Choosing Keystone Labs for your medical testing needs comes with several advantages. First and foremost, we are known for our accurate and reliable testing methods. We follow strict quality control measures and adhere to industry standards to ensure the accuracy and reliability of our testing procedures. This commitment to quality assurance gives our clients peace of mind knowing that they can trust the results we provide.

In addition to providing accurate results, we prioritize customer satisfaction. Our team strives to provide exceptional service at every step of the testing process, from the initial consultation to the delivery of results. We pride ourselves on being a trusted choice for medical testing needs.

By providing comprehensive and detailed reports, we can equip healthcare providers with the necessary information to make informed diagnosis and treatment decisions. This not only helps in providing effective patient care but also aids in better understanding the patient’s condition.

In a field where understanding the difference between screening and confirmatory testing is key, choosing Keystone Labs ensures you get not only accurate test results but also the peace of mind knowing that you’re partnering with a trusted and reliable medical testing service provider.

Best Practices for Medical Drug Screening

Medical drug screening is a critical component of healthcare, helping to detect diseases at early stages, assess health risks, and guide treatment decisions. As medical practice owners considering Keystone Labs as your medical lab testing company, understanding the best practices for medical drug screening can help optimize these processes and improve patient outcomes.

Timing and Frequency of Tests

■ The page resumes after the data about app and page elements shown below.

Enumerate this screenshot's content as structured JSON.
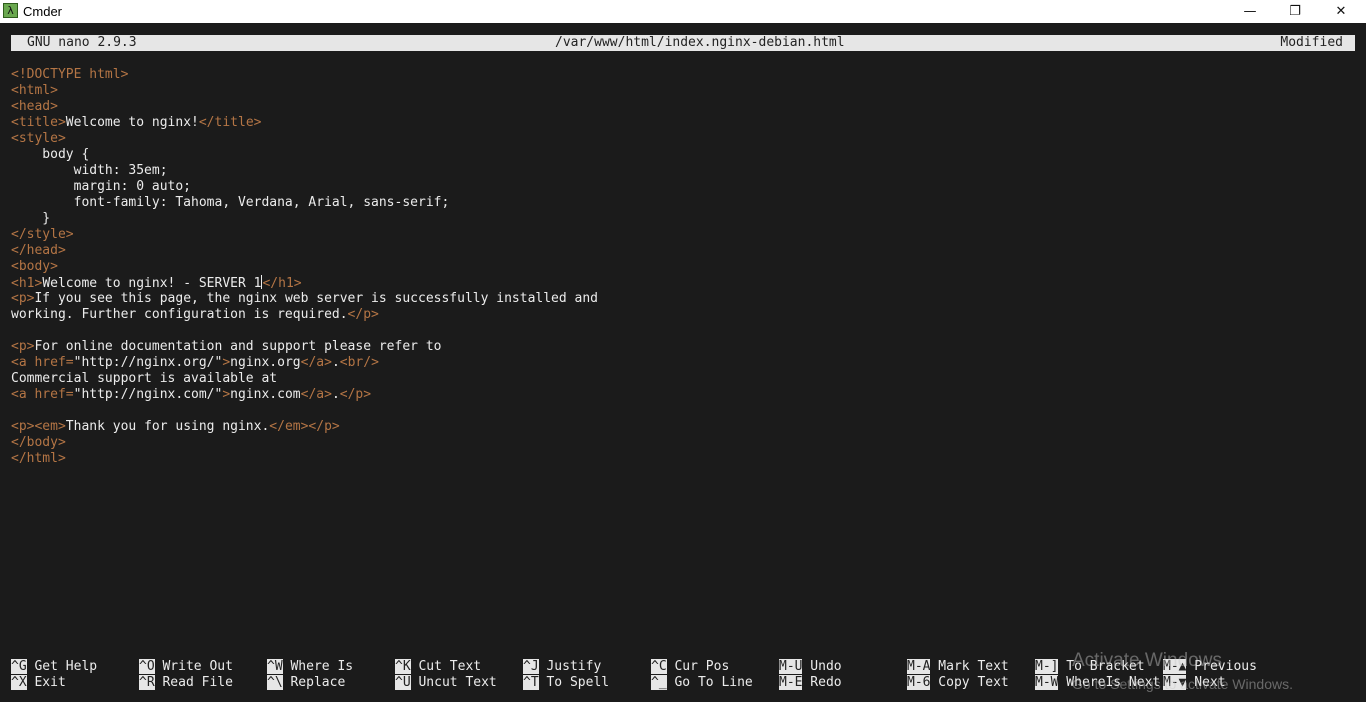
{
  "window": {
    "title": "Cmder",
    "icon": "lambda-icon",
    "icon_glyph": "λ",
    "minimize_glyph": "—",
    "maximize_glyph": "❐",
    "close_glyph": "✕"
  },
  "nano": {
    "version": "GNU nano 2.9.3",
    "filename": "/var/www/html/index.nginx-debian.html",
    "status": "Modified"
  },
  "colors": {
    "background": "#1b1b1b",
    "text": "#ececec",
    "tag": "#b47545",
    "bar": "#e6e6e6"
  },
  "editor": {
    "lines": [
      [
        {
          "t": "<!DOCTYPE html>",
          "k": "tag"
        }
      ],
      [
        {
          "t": "<html>",
          "k": "tag"
        }
      ],
      [
        {
          "t": "<head>",
          "k": "tag"
        }
      ],
      [
        {
          "t": "<title>",
          "k": "tag"
        },
        {
          "t": "Welcome to nginx!",
          "k": "text"
        },
        {
          "t": "</title>",
          "k": "tag"
        }
      ],
      [
        {
          "t": "<style>",
          "k": "tag"
        }
      ],
      [
        {
          "t": "    body {",
          "k": "text"
        }
      ],
      [
        {
          "t": "        width: 35em;",
          "k": "text"
        }
      ],
      [
        {
          "t": "        margin: 0 auto;",
          "k": "text"
        }
      ],
      [
        {
          "t": "        font-family: Tahoma, Verdana, Arial, sans-serif;",
          "k": "text"
        }
      ],
      [
        {
          "t": "    }",
          "k": "text"
        }
      ],
      [
        {
          "t": "</style>",
          "k": "tag"
        }
      ],
      [
        {
          "t": "</head>",
          "k": "tag"
        }
      ],
      [
        {
          "t": "<body>",
          "k": "tag"
        }
      ],
      [
        {
          "t": "<h1>",
          "k": "tag"
        },
        {
          "t": "Welcome to nginx! - SERVER 1",
          "k": "text"
        },
        {
          "t": "",
          "k": "cursor"
        },
        {
          "t": "</h1>",
          "k": "tag"
        }
      ],
      [
        {
          "t": "<p>",
          "k": "tag"
        },
        {
          "t": "If you see this page, the nginx web server is successfully installed and",
          "k": "text"
        }
      ],
      [
        {
          "t": "working. Further configuration is required.",
          "k": "text"
        },
        {
          "t": "</p>",
          "k": "tag"
        }
      ],
      [],
      [
        {
          "t": "<p>",
          "k": "tag"
        },
        {
          "t": "For online documentation and support please refer to",
          "k": "text"
        }
      ],
      [
        {
          "t": "<a href=",
          "k": "tag"
        },
        {
          "t": "\"http://nginx.org/\"",
          "k": "text"
        },
        {
          "t": ">",
          "k": "tag"
        },
        {
          "t": "nginx.org",
          "k": "text"
        },
        {
          "t": "</a>",
          "k": "tag"
        },
        {
          "t": ".",
          "k": "text"
        },
        {
          "t": "<br/>",
          "k": "tag"
        }
      ],
      [
        {
          "t": "Commercial support is available at",
          "k": "text"
        }
      ],
      [
        {
          "t": "<a href=",
          "k": "tag"
        },
        {
          "t": "\"http://nginx.com/\"",
          "k": "text"
        },
        {
          "t": ">",
          "k": "tag"
        },
        {
          "t": "nginx.com",
          "k": "text"
        },
        {
          "t": "</a>",
          "k": "tag"
        },
        {
          "t": ".",
          "k": "text"
        },
        {
          "t": "</p>",
          "k": "tag"
        }
      ],
      [],
      [
        {
          "t": "<p><em>",
          "k": "tag"
        },
        {
          "t": "Thank you for using nginx.",
          "k": "text"
        },
        {
          "t": "</em></p>",
          "k": "tag"
        }
      ],
      [
        {
          "t": "</body>",
          "k": "tag"
        }
      ],
      [
        {
          "t": "</html>",
          "k": "tag"
        }
      ]
    ]
  },
  "shortcuts": [
    {
      "key": "^G",
      "label": "Get Help"
    },
    {
      "key": "^X",
      "label": "Exit"
    },
    {
      "key": "^O",
      "label": "Write Out"
    },
    {
      "key": "^R",
      "label": "Read File"
    },
    {
      "key": "^W",
      "label": "Where Is"
    },
    {
      "key": "^\\",
      "label": "Replace"
    },
    {
      "key": "^K",
      "label": "Cut Text"
    },
    {
      "key": "^U",
      "label": "Uncut Text"
    },
    {
      "key": "^J",
      "label": "Justify"
    },
    {
      "key": "^T",
      "label": "To Spell"
    },
    {
      "key": "^C",
      "label": "Cur Pos"
    },
    {
      "key": "^_",
      "label": "Go To Line"
    },
    {
      "key": "M-U",
      "label": "Undo"
    },
    {
      "key": "M-E",
      "label": "Redo"
    },
    {
      "key": "M-A",
      "label": "Mark Text"
    },
    {
      "key": "M-6",
      "label": "Copy Text"
    },
    {
      "key": "M-]",
      "label": "To Bracket"
    },
    {
      "key": "M-W",
      "label": "WhereIs Next"
    },
    {
      "key": "M-▲",
      "label": "Previous"
    },
    {
      "key": "M-▼",
      "label": "Next"
    }
  ],
  "watermark": {
    "line1": "Activate Windows",
    "line2": "Go to Settings to activate Windows."
  }
}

The timing and frequency of screening tests can significantly impact their effectiveness. These tests are typically performed on asymptomatic populations to assess the likelihood of individuals having a particular disease. The goal is to detect diseases early when treatment may be more successful, potentially reducing morbidity or mortality for the screened population or even individuals not screened.

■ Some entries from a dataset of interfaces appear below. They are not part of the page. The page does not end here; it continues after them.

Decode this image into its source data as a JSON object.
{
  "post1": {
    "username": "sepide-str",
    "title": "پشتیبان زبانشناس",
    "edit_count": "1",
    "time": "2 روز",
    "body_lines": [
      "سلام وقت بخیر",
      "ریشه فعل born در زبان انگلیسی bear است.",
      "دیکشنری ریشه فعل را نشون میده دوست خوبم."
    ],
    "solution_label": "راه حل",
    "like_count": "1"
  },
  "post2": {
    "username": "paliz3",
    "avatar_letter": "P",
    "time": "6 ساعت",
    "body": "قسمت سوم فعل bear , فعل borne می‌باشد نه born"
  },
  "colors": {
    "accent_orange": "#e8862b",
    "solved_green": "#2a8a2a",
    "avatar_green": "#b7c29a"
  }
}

However, screening tests are not always aimed at disease detection. They can also identify risk factors for certain diseases, such as comprehensive check-ups for members of statutory health insurance funds in Germany.

The timing and frequency of screening tests should be determined based on various factors, including the patient’s age, gender, health status, and risk factors. Regular screenings can help detect abnormalities early, allowing for prompt intervention and improved health outcomes.

Addressing False Positives and Negatives

One of the critical challenges in medical drug screening is the possibility of false positives and negatives. A false positive occurs when a test incorrectly indicates that a person has a disease, while a false negative occurs when a test incorrectly indicates that a person does not have a disease.

Screening tests have two key characteristics: sensitivity and specificity. Sensitivity refers to the test’s ability to correctly identify true positive cases, while specificity refers to the test’s ability to correctly identify true negative cases. A good screening test should ideally have high sensitivity and high specificity, but not all screening tests meet this ideal.

Furthermore, inter-observer variation can impact screening test results due to differences in interpretation, even with attempts at standardization. This variation can affect the reported sensitivity and specificity of tests, especially with image-based results like X-ray readings.

It’s important to address false positives and negatives in medical drug screening. False positives can lead to unnecessary stress and additional testing, while false negatives can delay critical treatment. By understanding the limitations of screening tests and working with a reputable lab testing company like Keystone Labs, you can help ensure accurate and reliable test results for your patients.